* _Problem description_
Give back the data in full, with every line exact.

Input data START

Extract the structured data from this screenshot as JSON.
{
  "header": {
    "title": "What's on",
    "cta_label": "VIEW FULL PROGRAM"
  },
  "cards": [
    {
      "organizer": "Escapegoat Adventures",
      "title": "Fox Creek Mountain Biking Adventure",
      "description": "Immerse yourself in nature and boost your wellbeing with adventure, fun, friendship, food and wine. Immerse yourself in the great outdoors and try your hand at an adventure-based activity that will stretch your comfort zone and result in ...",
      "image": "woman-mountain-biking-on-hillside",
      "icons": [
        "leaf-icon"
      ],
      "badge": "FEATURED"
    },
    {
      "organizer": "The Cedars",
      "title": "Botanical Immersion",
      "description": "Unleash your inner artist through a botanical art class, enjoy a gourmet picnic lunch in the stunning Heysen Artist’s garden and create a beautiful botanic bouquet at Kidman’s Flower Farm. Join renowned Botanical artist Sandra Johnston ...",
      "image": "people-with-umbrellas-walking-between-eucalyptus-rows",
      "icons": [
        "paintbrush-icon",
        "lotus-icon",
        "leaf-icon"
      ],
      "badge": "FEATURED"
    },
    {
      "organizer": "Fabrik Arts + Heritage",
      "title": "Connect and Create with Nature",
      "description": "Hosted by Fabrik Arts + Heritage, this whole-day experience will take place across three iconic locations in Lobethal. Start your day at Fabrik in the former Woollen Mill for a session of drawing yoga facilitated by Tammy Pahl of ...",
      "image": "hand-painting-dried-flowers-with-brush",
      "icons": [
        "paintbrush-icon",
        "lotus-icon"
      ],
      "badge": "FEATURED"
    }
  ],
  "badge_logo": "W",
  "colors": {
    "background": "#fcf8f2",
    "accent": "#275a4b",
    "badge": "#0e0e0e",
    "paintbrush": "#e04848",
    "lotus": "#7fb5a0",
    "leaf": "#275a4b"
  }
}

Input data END

* _Result_
Extract the structured data from this screenshot as JSON.
{
  "header": {
    "title": "What's on",
    "cta_label": "VIEW FULL PROGRAM"
  },
  "cards": [
    {
      "organizer": "Escapegoat Adventures",
      "title": "Fox Creek Mountain Biking Adventure",
      "description": "Immerse yourself in nature and boost your wellbeing with adventure, fun, friendship, food and wine. Immerse yourself in the great outdoors and try your hand at an adventure-based activity that will stretch your comfort zone and result in ...",
      "image": "woman-mountain-biking-on-hillside",
      "icons": [
        "leaf-icon"
      ],
      "badge": "FEATURED"
    },
    {
      "organizer": "The Cedars",
      "title": "Botanical Immersion",
      "description": "Unleash your inner artist through a botanical art class, enjoy a gourmet picnic lunch in the stunning Heysen Artist’s garden and create a beautiful botanic bouquet at Kidman’s Flower Farm. Join renowned Botanical artist Sandra Johnston ...",
      "image": "people-with-umbrellas-walking-between-eucalyptus-rows",
      "icons": [
        "paintbrush-icon",
        "lotus-icon",
        "leaf-icon"
      ],
      "badge": "FEATURED"
    },
    {
      "organizer": "Fabrik Arts + Heritage",
      "title": "Connect and Create with Nature",
      "description": "Hosted by Fabrik Arts + Heritage, this whole-day experience will take place across three iconic locations in Lobethal. Start your day at Fabrik in the former Woollen Mill for a session of drawing yoga facilitated by Tammy Pahl of ...",
      "image": "hand-painting-dried-flowers-with-brush",
      "icons": [
        "paintbrush-icon",
        "lotus-icon"
      ],
      "badge": "FEATURED"
    }
  ],
  "badge_logo": "W",
  "colors": {
    "background": "#fcf8f2",
    "accent": "#275a4b",
    "badge": "#0e0e0e",
    "paintbrush": "#e04848",
    "lotus": "#7fb5a0",
    "leaf": "#275a4b"
  }
}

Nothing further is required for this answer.